Just last week I traveled to the Rocky Mountains of Colorado with my daughter Emma, age 10. I learned the hard way last summer to make the best of the time I have with my daughters, so this year I planned a special trip with both of them. For Chloe, age eight, it was Washington D.C. last month. For Emma it was the mountains in Colorado. During the school year they live in Texas with their mother, and the winters here in Ohio for me, as a single dad, can be pretty tough. So far this summer is going much better. We’re having a ton of fun and capturing some great photographs.
Another topic I wanted to mention is the art and business of the fine art nature gallery. Whenever I visit resort towns, particularly out west, I love to browse the retail galleries of some of the top professional nature and landscape photographers. They’ve got it going on. While we were in Frisco, Colorado we wandered around a bit in the retail gallery of Colorado Photographer Todd Powell. His work is jaw-dropping gorgeous, and in his gallery he does all of his own printmaking and mounting.
Another gallery that just blew me away was that of Tom Mangelsen, located in the terminal of Denver International Airport. WOW ! Incredibly beautiful prints, meticulously composed, captured and edited. Tom raises the bar of excellence for any nature and landscape photographer who aspires to fly in the stratosphere of professional success and accomplishment. Tom Till, Art Wolfe, Jim Brandenburg, John Shaw and David Middleton also rank right up there with the best of the best when it comes to fine art nature and landscape photography.
I would love to have had a successful gallery operation, such as those of any of the above mentioned photographers, here in the Dayton area. I’m confident I have the body of local photographic work as well as the necessary skill, knowledge and equipment for fine art printmaking. In fact I somewhat attempted the effort at my previous retail location, off of Far Hills in Centerville. Sadly I didn’t receive hardly any foot traffic (other than salespeople) until I announced I was closing the store and marking all of my print inventory drastically down. That turned-out to be the confirmation of what I have always suspected to be the case with the local art market.
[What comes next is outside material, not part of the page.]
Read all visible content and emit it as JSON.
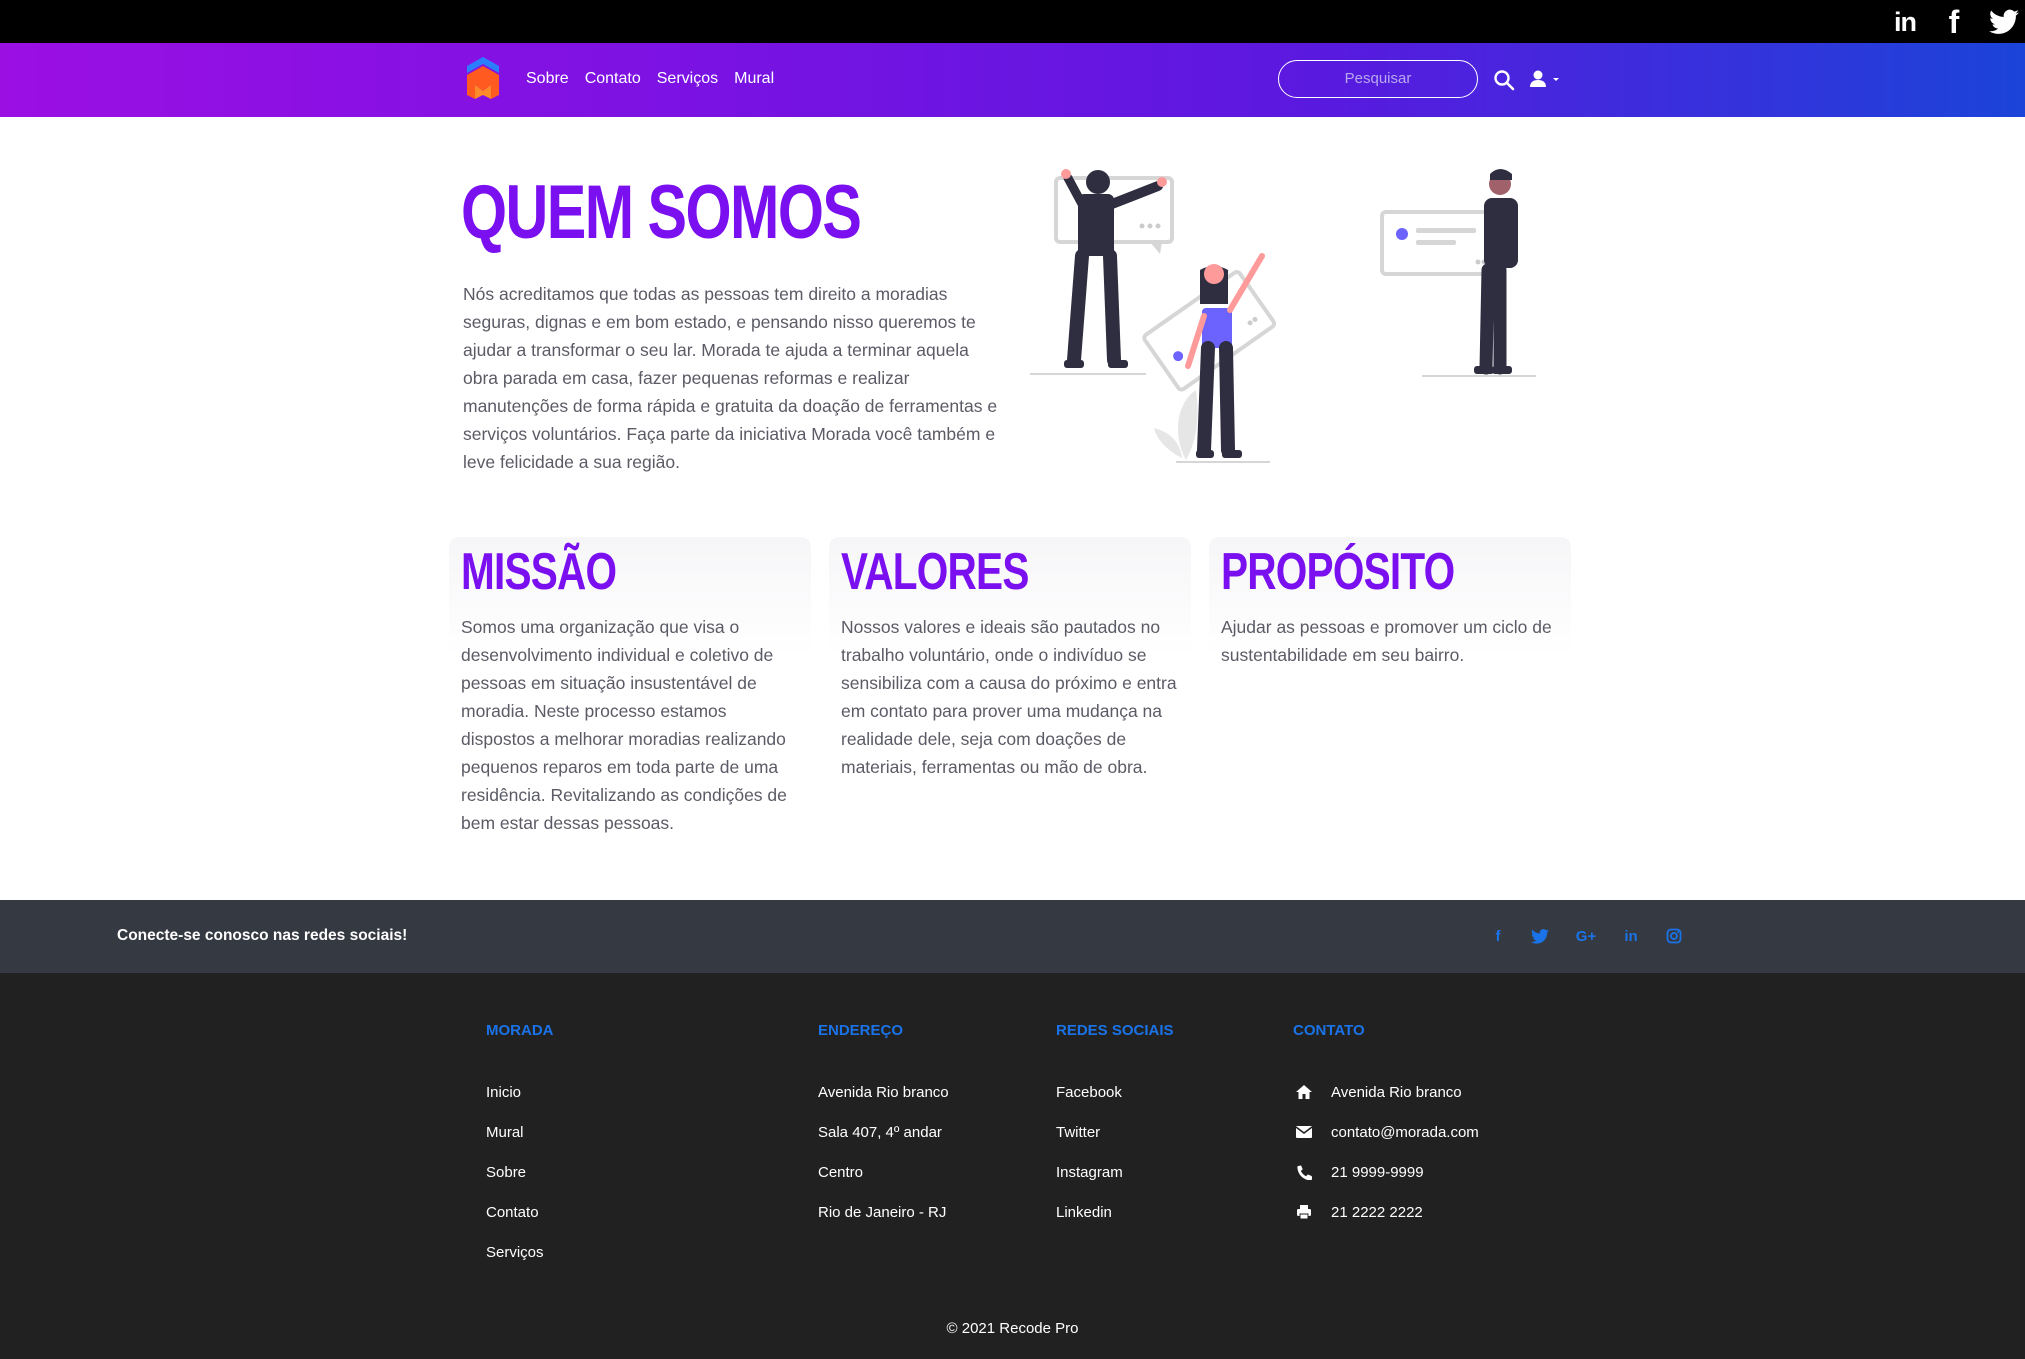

The problem with Dayton (and for that matter, all of Ohio) is that the market just isn’t there. Fine art print galleries are always most successful in high- dollar, tourist areas, such as in and around the grand vistas and National Parks of the American West. There are some notable exceptions, but the one constant is easy access to customers who 1) have the disposable income to purchase fine art nature and landscape prints, and 2) APPRECIATE and know the skill and artistic talent required to create incredibly striking nature and landscape photography.
It’s a shame because I have discovered Ohio to be rich in scenic locations that translate beautifully into fine art prints, providing buyers of professional nature photography with a unique, local touch to how they decorate homes and offices. Unfortunately here in Dayton the photographers who have achieved that level of skill often get pushed to the side or grouped-in with other visual artists, whether it be at public showings or in galleries. Been there. Done that. It’s not for me.
The best I can do at this point is “build my market” where it doesn’t exist. I think I’m making progress, but I – and the local market – have a long way to go. Perhaps someday.
Fine Art – Stock – Commercial – Portrait – Workshops